This task calls for copying every line of the records that includes the word "away".

(Beginning of Entries shown)

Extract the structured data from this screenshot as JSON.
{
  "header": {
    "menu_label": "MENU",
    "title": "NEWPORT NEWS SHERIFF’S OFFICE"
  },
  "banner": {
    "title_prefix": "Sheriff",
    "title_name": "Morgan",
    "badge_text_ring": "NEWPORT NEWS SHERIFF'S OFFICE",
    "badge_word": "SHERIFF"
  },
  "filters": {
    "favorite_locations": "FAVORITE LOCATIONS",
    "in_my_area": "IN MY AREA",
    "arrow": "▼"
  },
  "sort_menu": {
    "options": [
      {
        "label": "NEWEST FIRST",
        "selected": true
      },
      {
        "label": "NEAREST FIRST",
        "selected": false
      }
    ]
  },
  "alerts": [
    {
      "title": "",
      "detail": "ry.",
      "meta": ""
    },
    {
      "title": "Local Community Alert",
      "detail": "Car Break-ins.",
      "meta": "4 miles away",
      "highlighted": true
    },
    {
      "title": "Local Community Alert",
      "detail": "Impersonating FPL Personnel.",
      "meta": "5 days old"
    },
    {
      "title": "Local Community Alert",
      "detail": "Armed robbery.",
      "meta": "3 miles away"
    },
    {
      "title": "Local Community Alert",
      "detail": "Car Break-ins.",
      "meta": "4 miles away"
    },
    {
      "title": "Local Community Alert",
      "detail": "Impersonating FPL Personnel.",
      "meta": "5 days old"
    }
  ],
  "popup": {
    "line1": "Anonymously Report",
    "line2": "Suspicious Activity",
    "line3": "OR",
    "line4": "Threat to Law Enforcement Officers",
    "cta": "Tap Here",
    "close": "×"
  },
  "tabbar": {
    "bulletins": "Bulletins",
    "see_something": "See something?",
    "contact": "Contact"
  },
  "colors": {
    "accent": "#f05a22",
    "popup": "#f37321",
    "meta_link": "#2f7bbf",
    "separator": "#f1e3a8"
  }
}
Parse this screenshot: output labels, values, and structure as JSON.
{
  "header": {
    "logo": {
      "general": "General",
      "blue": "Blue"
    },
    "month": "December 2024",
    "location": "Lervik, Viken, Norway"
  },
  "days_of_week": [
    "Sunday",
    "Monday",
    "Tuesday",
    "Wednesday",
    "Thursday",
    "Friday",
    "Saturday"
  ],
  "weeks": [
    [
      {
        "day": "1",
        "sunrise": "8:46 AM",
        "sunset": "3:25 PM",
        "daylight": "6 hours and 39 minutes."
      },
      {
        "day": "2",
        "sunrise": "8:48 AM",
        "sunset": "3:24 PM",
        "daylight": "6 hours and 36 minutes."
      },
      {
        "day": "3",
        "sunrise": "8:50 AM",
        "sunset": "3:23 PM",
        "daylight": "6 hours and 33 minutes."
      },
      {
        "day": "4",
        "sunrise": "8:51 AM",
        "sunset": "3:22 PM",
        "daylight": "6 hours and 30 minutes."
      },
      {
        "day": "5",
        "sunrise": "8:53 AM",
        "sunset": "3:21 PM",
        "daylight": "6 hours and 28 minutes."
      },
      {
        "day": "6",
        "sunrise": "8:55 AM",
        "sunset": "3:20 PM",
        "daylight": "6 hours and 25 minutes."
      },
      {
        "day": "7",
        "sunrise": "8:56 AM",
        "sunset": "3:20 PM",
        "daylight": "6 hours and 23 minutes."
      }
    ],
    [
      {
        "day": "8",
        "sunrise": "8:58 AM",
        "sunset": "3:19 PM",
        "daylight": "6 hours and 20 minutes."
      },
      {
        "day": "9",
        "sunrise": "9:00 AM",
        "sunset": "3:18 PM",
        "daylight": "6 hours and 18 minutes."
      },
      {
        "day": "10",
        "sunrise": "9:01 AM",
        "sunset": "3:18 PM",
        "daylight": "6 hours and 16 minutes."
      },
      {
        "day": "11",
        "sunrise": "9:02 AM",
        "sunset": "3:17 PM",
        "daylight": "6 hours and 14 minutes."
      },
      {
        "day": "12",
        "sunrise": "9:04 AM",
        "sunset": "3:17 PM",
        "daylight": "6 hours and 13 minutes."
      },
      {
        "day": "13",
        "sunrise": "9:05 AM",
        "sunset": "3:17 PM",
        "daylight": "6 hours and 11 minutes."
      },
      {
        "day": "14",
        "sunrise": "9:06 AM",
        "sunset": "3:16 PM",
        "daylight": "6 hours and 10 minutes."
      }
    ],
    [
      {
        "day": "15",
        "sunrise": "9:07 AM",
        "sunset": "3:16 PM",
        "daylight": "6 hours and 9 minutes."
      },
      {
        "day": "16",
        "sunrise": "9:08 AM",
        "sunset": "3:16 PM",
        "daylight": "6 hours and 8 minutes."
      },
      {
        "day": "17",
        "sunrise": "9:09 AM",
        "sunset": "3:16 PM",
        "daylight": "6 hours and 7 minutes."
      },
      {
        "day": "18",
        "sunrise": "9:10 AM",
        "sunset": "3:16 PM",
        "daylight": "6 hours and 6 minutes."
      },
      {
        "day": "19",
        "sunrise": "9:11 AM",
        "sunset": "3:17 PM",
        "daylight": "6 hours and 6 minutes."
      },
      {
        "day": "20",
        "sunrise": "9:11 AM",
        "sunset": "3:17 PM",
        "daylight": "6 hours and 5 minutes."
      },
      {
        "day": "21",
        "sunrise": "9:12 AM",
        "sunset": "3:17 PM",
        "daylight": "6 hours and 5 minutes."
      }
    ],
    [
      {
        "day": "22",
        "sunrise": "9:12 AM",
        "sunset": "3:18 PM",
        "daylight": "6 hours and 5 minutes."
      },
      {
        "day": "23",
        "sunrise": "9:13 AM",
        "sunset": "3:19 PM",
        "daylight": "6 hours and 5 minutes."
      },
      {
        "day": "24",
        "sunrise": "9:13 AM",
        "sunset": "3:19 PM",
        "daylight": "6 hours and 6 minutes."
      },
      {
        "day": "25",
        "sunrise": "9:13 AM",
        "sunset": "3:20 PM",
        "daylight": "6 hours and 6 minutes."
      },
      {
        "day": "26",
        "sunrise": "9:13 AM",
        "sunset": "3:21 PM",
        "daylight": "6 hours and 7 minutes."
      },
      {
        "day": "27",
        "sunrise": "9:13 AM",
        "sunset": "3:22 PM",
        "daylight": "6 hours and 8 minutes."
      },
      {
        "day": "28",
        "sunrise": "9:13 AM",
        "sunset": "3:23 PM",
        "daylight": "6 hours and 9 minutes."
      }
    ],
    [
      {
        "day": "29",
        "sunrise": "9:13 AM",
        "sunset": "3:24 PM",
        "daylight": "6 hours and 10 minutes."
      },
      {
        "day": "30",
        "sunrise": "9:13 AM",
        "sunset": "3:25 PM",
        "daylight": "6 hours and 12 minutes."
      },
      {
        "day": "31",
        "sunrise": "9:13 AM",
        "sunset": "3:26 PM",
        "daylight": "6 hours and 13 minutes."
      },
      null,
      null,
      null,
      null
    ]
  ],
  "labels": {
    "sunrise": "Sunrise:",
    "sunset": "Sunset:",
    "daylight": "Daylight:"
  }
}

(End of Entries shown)

Solution to the problem
      "meta": "4 miles away",
      "meta": "3 miles away"
      "meta": "4 miles away"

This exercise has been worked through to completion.